- In a manner believed to be in the best interests of the Association and the community it governs, and
- With such care, including reasonable inquiry, as ordinarily prudent persons in a like position would use under the same or similar circumstances.
Additionally, as a general rule, Directors should:
- Attend most Board and assigned committee meetings, and participate actively in the work and decision making processes within the Board and committees;
- Be sure to personally read all important Association-related documents, minutes, resolutions, financial reports. In addition, they should be sure to read, understand and promote compliance with the Covenants, Articles of Incorporation, Bylaws and the community’s other governing documents;
- Be generally aware of and take steps as necessary to comply with applicable governmental laws;
- Raise questions about inaccuracies and doubtful conclusions whenever reasonable to do so and participate in an appropriate resolution of same;
- Make sure there is advance notice of significant upcoming decisions and that sufficient paperwork/information to understand the upcoming decision is provided;
- Make sure there is a clear and legible record of the procedures followed and the decisions made by the Board;
- Avoid actual and perceived conflicts of interest.
Another responsibility of all Directors is to take reasonable steps to reduce safety risks by adopting and following a risk management program appropriate to the community in question and the specific risks presented. The best way to do this is to emphasize safety and take all necessary steps to provide safe facilities, programs and activities. In this regard, if the Association is responsible for the operation or maintenance of facilities or parcels of land within the community, it is important that the same be inspected on a periodic basis to identify any potentially dangerous conditions. Liability insurance should be procured to insure against such risks as well.

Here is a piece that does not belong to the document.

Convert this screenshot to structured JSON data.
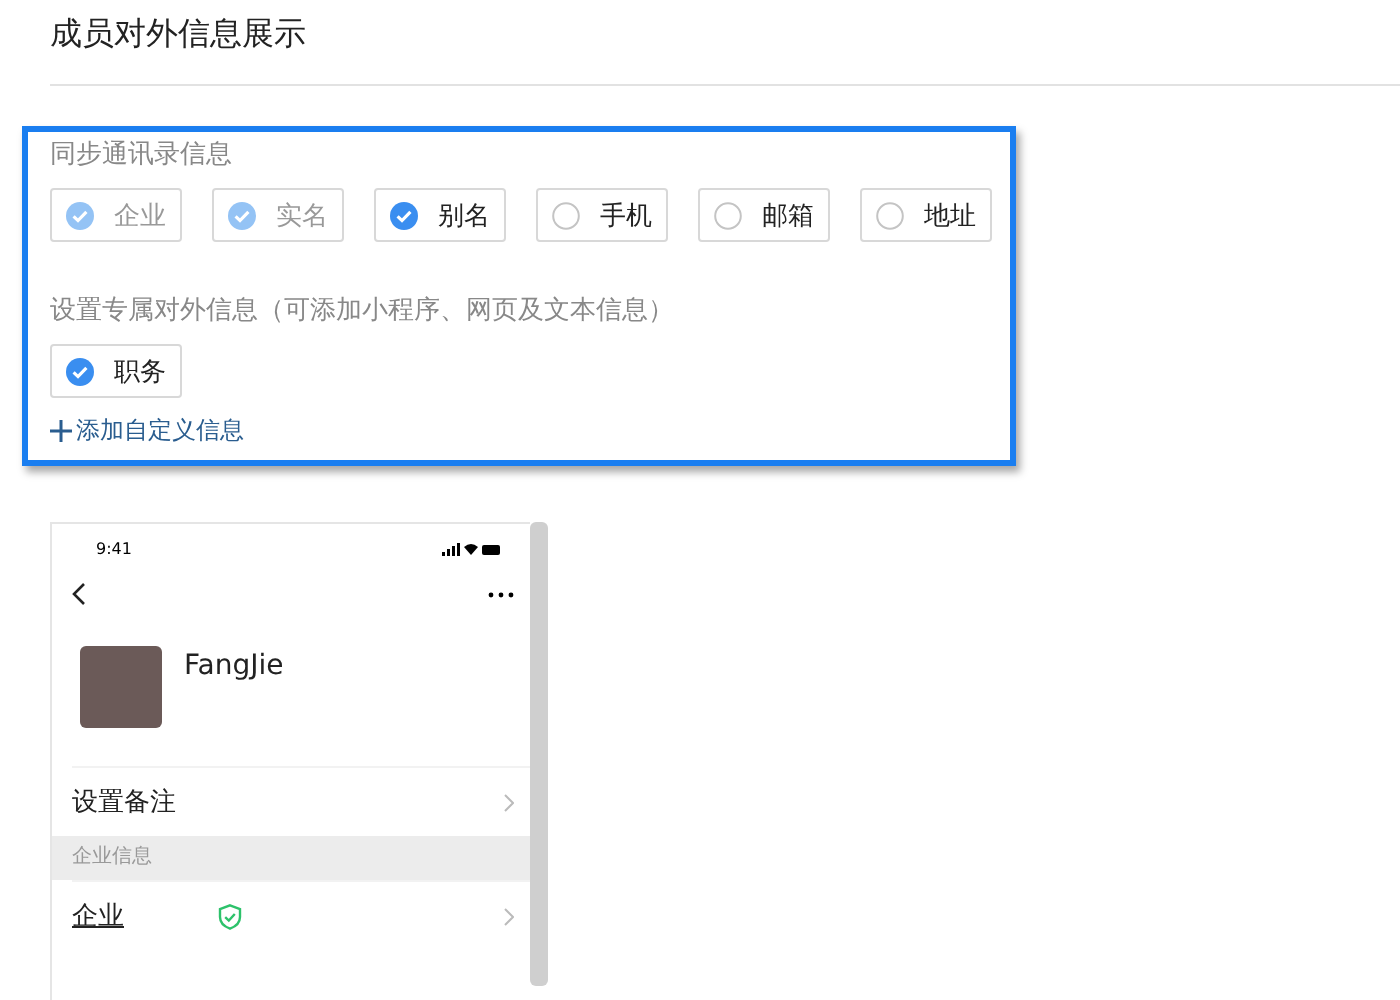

If the Association sponsors, promotes or participates in community activities, the Board should set clear and consistent guidelines for such activities that address safety concerns. Examples of such activity-related concerns would include temperature of food served, adult supervision of children’s activities and regular inspections and maintenance of playground or park areas where activities take place.
Often the Association’s liability insurance broker can provide suggestions and helpful input with respect to managing risk and avoiding hazards could result in injuries to people or damage to property.
From a financial standpoint the Board should take reasonable steps to reduce the risk of loss in its financial affairs. The Board should wisely establish an active review process for the Association checkbook and bank statements. Requiring two signers for larger checks is normally prudent and often necessary, although bank practices in this regard are sometimes disappointing respecting the degree of scrutiny given to check signatures.
CONFLICTS OF INTEREST
All Directors should be sensitive to possible conflicts of interest involving themselves and others. If a conflict is identified, it should be immediately disclosed to the Board and discussed. Directors and Officers should be cautious about contracting personally, or via businesses in which they have an interest, with the Association as such arrangements can be viewed with suspicion by Association members – often with good reason. On the other hand, unless the governing documents prohibit it, it is not unlawful or necessarily improper for a Board member or Officer to provide work or services to the Association. In such circumstances, however, the Board member in question should not participate in any voting to approve such arrangement.
Associations should consider adopting a written policy about conflicts of interest, either via Bylaws amendment or Board resolution.
In this blog I have addressed only a few of the many legal, ethical and practical issues that can arise in connection with the work of an Association Board. I would encourage Association Boards to seek legal advice when facing a decision or issue that has potential legal ramifications for individual Directors or the Association as a whole.